Interface dataset entries:
* * *
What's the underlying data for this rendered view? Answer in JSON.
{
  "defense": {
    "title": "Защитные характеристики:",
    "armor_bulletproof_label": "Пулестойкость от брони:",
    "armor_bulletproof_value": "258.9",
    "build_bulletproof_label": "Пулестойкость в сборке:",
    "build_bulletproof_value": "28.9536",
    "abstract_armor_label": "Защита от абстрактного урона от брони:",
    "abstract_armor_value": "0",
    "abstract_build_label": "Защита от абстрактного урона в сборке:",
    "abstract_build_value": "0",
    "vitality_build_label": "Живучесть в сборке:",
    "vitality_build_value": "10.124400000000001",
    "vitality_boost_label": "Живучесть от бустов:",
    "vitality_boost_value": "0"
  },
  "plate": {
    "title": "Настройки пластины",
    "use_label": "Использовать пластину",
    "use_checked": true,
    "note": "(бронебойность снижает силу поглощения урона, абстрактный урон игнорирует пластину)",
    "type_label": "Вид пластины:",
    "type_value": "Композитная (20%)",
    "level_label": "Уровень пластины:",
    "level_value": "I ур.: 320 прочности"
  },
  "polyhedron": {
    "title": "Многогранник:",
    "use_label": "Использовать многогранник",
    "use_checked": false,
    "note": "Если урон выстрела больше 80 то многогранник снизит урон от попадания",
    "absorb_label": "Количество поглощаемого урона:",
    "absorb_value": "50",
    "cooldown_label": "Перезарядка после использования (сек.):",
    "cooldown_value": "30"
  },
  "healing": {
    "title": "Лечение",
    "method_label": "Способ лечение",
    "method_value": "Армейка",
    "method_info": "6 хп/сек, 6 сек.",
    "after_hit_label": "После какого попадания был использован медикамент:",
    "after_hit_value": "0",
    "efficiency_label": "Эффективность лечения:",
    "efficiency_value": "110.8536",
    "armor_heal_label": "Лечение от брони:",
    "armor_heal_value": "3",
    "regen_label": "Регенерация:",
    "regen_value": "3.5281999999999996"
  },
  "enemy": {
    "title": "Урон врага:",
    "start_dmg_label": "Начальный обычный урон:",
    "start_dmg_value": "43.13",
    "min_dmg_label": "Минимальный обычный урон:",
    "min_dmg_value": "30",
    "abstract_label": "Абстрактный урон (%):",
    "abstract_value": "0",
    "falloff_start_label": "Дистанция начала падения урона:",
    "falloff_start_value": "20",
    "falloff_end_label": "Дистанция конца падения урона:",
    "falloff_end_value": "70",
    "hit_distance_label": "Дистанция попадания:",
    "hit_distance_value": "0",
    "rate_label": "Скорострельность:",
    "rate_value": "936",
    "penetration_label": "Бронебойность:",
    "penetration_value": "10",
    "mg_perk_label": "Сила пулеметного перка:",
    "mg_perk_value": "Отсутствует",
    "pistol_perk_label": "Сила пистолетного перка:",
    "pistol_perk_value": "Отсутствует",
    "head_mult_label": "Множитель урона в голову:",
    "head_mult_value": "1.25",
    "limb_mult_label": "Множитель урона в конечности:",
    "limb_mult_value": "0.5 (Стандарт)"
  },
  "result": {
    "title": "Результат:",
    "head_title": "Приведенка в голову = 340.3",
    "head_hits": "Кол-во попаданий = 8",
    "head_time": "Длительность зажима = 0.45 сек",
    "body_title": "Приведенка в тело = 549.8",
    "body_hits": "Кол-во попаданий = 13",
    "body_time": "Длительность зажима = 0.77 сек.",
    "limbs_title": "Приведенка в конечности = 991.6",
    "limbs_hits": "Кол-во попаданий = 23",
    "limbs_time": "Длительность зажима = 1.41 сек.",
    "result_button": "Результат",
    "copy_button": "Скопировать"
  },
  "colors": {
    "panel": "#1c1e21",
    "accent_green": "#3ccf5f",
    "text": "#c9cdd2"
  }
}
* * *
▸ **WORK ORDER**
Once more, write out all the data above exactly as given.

▸ **RESULT FOR THIS EXERCISE**
What's the underlying data for this rendered view? Answer in JSON.
{
  "defense": {
    "title": "Защитные характеристики:",
    "armor_bulletproof_label": "Пулестойкость от брони:",
    "armor_bulletproof_value": "258.9",
    "build_bulletproof_label": "Пулестойкость в сборке:",
    "build_bulletproof_value": "28.9536",
    "abstract_armor_label": "Защита от абстрактного урона от брони:",
    "abstract_armor_value": "0",
    "abstract_build_label": "Защита от абстрактного урона в сборке:",
    "abstract_build_value": "0",
    "vitality_build_label": "Живучесть в сборке:",
    "vitality_build_value": "10.124400000000001",
    "vitality_boost_label": "Живучесть от бустов:",
    "vitality_boost_value": "0"
  },
  "plate": {
    "title": "Настройки пластины",
    "use_label": "Использовать пластину",
    "use_checked": true,
    "note": "(бронебойность снижает силу поглощения урона, абстрактный урон игнорирует пластину)",
    "type_label": "Вид пластины:",
    "type_value": "Композитная (20%)",
    "level_label": "Уровень пластины:",
    "level_value": "I ур.: 320 прочности"
  },
  "polyhedron": {
    "title": "Многогранник:",
    "use_label": "Использовать многогранник",
    "use_checked": false,
    "note": "Если урон выстрела больше 80 то многогранник снизит урон от попадания",
    "absorb_label": "Количество поглощаемого урона:",
    "absorb_value": "50",
    "cooldown_label": "Перезарядка после использования (сек.):",
    "cooldown_value": "30"
  },
  "healing": {
    "title": "Лечение",
    "method_label": "Способ лечение",
    "method_value": "Армейка",
    "method_info": "6 хп/сек, 6 сек.",
    "after_hit_label": "После какого попадания был использован медикамент:",
    "after_hit_value": "0",
    "efficiency_label": "Эффективность лечения:",
    "efficiency_value": "110.8536",
    "armor_heal_label": "Лечение от брони:",
    "armor_heal_value": "3",
    "regen_label": "Регенерация:",
    "regen_value": "3.5281999999999996"
  },
  "enemy": {
    "title": "Урон врага:",
    "start_dmg_label": "Начальный обычный урон:",
    "start_dmg_value": "43.13",
    "min_dmg_label": "Минимальный обычный урон:",
    "min_dmg_value": "30",
    "abstract_label": "Абстрактный урон (%):",
    "abstract_value": "0",
    "falloff_start_label": "Дистанция начала падения урона:",
    "falloff_start_value": "20",
    "falloff_end_label": "Дистанция конца падения урона:",
    "falloff_end_value": "70",
    "hit_distance_label": "Дистанция попадания:",
    "hit_distance_value": "0",
    "rate_label": "Скорострельность:",
    "rate_value": "936",
    "penetration_label": "Бронебойность:",
    "penetration_value": "10",
    "mg_perk_label": "Сила пулеметного перка:",
    "mg_perk_value": "Отсутствует",
    "pistol_perk_label": "Сила пистолетного перка:",
    "pistol_perk_value": "Отсутствует",
    "head_mult_label": "Множитель урона в голову:",
    "head_mult_value": "1.25",
    "limb_mult_label": "Множитель урона в конечности:",
    "limb_mult_value": "0.5 (Стандарт)"
  },
  "result": {
    "title": "Результат:",
    "head_title": "Приведенка в голову = 340.3",
    "head_hits": "Кол-во попаданий = 8",
    "head_time": "Длительность зажима = 0.45 сек",
    "body_title": "Приведенка в тело = 549.8",
    "body_hits": "Кол-во попаданий = 13",
    "body_time": "Длительность зажима = 0.77 сек.",
    "limbs_title": "Приведенка в конечности = 991.6",
    "limbs_hits": "Кол-во попаданий = 23",
    "limbs_time": "Длительность зажима = 1.41 сек.",
    "result_button": "Результат",
    "copy_button": "Скопировать"
  },
  "colors": {
    "panel": "#1c1e21",
    "accent_green": "#3ccf5f",
    "text": "#c9cdd2"
  }
}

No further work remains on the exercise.